_Information:_
--------------------
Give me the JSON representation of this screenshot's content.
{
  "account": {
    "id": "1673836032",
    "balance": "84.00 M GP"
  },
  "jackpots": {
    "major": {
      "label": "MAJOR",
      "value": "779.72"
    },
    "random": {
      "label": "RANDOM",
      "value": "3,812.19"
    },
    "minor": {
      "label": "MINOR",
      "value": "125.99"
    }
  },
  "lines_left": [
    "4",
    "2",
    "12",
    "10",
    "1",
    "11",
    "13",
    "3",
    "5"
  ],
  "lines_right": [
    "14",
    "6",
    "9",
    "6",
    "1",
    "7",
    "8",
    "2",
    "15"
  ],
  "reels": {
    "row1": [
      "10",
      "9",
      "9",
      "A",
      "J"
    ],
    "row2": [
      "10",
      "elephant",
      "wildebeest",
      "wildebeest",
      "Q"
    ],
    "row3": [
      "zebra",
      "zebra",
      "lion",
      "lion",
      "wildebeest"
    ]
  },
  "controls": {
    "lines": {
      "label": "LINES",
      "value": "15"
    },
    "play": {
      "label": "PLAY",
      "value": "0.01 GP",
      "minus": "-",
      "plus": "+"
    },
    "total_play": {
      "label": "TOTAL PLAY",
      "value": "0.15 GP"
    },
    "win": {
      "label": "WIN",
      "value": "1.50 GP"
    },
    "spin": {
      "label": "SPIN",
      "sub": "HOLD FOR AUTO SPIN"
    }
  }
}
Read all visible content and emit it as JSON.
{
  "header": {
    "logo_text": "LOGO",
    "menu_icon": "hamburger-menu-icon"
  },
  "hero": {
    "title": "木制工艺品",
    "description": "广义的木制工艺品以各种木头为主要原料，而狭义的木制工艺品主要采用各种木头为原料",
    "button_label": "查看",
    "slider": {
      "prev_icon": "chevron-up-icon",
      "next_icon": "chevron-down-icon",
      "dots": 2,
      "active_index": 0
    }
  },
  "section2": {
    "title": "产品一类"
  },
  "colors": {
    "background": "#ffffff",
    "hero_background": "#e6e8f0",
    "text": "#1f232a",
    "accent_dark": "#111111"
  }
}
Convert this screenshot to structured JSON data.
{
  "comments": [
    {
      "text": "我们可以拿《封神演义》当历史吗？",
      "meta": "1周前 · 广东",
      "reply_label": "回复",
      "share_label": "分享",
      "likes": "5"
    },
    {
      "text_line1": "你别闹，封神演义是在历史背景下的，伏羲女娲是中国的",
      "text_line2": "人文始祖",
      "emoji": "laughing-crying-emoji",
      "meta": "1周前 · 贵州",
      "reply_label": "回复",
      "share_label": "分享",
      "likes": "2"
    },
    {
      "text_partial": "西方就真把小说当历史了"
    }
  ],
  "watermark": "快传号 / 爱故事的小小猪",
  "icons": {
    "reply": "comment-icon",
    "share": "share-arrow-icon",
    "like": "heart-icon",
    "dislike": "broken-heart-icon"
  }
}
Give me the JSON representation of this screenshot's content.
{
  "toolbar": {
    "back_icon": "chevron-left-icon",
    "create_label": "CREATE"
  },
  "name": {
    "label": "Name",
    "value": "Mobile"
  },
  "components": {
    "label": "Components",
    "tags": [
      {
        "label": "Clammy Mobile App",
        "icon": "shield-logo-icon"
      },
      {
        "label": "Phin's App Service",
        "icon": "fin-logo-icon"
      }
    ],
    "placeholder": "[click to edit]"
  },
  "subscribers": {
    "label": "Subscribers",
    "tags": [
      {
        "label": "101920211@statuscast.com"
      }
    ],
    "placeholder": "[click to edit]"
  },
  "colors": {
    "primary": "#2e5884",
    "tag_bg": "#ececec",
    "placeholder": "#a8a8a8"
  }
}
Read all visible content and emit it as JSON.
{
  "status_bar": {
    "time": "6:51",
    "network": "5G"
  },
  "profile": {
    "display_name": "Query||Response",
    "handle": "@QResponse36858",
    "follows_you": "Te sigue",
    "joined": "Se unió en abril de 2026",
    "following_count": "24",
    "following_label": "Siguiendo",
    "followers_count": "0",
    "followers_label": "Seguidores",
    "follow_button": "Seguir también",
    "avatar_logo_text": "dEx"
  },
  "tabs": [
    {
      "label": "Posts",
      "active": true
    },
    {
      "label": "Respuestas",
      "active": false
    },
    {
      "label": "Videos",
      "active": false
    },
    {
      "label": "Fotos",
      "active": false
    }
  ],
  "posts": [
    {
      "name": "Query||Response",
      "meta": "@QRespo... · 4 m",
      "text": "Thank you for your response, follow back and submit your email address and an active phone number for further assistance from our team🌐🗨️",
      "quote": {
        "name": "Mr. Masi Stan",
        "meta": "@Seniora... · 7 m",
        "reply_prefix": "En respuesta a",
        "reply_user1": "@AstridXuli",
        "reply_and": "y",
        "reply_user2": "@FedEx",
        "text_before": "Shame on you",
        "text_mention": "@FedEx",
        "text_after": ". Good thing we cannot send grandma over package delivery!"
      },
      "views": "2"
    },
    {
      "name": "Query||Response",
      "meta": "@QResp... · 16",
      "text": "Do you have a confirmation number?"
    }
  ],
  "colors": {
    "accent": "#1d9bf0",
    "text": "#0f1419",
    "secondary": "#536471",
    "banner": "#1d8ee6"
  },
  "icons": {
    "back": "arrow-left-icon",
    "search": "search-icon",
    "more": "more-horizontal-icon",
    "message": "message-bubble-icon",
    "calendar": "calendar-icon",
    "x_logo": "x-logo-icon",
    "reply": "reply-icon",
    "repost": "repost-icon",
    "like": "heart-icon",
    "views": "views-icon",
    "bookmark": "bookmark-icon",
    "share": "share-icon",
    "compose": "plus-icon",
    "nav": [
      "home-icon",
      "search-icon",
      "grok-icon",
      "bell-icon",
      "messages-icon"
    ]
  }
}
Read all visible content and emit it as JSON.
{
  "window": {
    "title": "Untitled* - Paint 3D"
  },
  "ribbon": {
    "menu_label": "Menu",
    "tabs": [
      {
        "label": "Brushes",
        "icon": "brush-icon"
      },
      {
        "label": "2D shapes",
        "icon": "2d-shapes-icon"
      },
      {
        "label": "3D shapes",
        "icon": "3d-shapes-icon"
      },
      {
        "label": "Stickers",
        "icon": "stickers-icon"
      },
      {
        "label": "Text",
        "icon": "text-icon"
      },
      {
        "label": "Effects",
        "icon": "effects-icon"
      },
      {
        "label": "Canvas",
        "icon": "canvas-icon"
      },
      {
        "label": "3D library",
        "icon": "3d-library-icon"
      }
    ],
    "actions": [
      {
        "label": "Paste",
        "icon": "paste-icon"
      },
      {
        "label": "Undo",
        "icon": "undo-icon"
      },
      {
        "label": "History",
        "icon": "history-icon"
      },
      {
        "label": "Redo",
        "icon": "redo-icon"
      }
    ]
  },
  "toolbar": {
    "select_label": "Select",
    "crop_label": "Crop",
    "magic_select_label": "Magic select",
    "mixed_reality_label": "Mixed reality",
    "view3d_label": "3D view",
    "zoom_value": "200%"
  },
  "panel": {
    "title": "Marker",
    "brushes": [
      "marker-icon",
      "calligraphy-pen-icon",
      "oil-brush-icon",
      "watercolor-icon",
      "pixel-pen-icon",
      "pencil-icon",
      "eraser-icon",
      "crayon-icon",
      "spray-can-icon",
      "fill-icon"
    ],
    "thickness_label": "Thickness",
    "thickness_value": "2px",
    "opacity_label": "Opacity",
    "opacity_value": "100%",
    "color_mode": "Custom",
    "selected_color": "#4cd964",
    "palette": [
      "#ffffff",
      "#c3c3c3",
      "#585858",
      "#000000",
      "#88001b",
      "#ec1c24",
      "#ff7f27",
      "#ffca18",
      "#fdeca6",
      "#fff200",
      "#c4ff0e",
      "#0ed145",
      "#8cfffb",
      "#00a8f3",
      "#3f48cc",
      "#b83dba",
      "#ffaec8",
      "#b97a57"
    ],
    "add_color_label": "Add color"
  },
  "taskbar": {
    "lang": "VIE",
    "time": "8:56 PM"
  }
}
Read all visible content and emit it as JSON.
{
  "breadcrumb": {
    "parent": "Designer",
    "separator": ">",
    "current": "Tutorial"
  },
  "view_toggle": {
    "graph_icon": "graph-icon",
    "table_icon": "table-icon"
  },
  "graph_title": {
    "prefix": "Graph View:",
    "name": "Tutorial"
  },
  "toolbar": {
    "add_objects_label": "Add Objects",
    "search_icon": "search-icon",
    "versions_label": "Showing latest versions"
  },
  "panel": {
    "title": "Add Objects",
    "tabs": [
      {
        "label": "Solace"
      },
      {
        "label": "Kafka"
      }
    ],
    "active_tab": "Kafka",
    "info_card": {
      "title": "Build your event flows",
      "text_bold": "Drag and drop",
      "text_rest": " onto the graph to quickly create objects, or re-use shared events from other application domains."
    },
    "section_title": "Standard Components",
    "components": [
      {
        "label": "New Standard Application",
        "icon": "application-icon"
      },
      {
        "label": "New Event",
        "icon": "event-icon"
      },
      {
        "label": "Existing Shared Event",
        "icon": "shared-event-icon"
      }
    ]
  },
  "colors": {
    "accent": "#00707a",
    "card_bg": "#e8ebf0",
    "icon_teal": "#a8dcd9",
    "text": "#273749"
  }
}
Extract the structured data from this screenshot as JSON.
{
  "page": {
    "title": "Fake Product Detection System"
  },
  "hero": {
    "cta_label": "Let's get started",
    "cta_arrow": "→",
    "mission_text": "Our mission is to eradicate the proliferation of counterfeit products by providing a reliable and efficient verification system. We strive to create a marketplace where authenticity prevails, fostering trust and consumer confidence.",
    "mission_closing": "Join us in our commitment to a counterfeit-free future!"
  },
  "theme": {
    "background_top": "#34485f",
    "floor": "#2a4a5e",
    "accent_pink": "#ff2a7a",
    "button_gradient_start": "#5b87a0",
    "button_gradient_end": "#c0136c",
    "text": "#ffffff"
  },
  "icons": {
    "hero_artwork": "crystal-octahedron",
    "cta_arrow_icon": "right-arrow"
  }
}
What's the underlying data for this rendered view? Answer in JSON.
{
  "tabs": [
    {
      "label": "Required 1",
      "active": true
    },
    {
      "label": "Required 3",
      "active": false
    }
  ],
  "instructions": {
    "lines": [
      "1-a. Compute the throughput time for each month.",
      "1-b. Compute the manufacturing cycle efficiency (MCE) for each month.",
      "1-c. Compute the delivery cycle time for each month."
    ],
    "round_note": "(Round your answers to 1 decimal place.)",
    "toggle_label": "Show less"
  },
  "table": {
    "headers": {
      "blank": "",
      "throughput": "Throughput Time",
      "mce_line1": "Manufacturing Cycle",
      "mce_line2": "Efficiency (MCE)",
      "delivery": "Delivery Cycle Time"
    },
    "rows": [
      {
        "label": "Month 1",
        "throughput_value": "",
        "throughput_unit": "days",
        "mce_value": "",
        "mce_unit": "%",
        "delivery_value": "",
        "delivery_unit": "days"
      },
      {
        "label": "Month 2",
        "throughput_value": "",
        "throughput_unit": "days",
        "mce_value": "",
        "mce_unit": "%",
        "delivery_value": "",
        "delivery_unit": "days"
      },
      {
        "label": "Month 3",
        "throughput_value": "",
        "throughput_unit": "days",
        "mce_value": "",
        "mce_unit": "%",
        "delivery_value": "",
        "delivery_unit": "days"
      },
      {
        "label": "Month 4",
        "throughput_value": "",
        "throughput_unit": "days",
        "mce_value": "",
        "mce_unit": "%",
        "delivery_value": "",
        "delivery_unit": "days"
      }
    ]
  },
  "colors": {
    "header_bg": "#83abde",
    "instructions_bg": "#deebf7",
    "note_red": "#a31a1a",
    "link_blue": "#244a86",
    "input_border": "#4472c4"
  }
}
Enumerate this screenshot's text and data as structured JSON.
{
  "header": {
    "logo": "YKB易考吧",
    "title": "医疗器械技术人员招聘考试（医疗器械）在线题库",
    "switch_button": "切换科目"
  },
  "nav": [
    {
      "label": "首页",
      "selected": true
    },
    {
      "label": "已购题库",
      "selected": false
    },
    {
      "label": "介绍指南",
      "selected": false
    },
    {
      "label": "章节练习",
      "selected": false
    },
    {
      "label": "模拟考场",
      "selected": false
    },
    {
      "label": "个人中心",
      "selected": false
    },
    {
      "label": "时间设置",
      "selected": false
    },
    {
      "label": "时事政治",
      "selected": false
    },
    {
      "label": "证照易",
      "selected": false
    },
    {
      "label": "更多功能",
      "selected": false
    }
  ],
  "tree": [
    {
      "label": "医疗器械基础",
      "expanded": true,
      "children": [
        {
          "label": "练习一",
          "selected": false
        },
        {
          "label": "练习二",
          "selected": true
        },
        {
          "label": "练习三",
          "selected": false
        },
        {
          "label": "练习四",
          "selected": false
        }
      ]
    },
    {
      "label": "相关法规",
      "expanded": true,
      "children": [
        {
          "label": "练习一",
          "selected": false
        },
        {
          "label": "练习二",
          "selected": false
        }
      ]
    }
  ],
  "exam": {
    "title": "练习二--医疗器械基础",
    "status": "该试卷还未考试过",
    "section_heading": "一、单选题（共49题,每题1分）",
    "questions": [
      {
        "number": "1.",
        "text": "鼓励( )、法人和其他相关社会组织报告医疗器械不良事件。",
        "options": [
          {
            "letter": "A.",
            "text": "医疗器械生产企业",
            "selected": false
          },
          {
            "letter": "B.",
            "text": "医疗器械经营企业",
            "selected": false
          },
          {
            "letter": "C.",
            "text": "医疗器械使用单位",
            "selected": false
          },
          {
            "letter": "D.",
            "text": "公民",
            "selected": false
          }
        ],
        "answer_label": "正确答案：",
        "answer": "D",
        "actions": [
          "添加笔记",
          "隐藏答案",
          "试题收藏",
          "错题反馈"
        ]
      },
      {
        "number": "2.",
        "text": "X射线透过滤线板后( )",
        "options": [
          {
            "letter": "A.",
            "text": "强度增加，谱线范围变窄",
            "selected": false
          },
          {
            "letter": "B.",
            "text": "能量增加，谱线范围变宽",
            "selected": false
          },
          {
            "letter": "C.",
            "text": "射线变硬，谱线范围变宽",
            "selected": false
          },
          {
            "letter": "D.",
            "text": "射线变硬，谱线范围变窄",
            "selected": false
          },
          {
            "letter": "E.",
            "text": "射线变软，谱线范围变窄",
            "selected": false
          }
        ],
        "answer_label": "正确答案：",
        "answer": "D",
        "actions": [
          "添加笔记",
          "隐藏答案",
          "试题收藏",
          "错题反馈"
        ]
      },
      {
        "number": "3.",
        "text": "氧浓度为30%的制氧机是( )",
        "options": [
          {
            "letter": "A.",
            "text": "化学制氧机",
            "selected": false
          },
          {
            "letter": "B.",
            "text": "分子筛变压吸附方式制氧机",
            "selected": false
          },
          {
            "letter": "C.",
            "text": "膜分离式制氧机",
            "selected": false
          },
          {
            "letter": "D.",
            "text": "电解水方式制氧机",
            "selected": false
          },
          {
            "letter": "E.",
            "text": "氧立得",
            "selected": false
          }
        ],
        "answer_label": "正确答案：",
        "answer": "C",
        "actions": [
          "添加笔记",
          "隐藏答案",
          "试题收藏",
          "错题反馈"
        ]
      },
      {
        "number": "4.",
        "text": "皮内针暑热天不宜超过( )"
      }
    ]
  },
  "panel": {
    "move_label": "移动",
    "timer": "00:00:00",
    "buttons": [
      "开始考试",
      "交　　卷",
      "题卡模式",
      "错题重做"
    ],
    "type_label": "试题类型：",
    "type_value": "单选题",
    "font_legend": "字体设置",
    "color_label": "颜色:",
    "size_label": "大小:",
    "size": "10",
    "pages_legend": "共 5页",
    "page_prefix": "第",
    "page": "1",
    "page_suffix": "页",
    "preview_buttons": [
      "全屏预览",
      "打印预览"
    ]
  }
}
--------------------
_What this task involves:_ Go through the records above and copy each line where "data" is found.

_Response for this exercise:_
Convert this screenshot to structured JSON data.
Extract the structured data from this screenshot as JSON.
What's the underlying data for this rendered view? Answer in JSON.
Enumerate this screenshot's text and data as structured JSON.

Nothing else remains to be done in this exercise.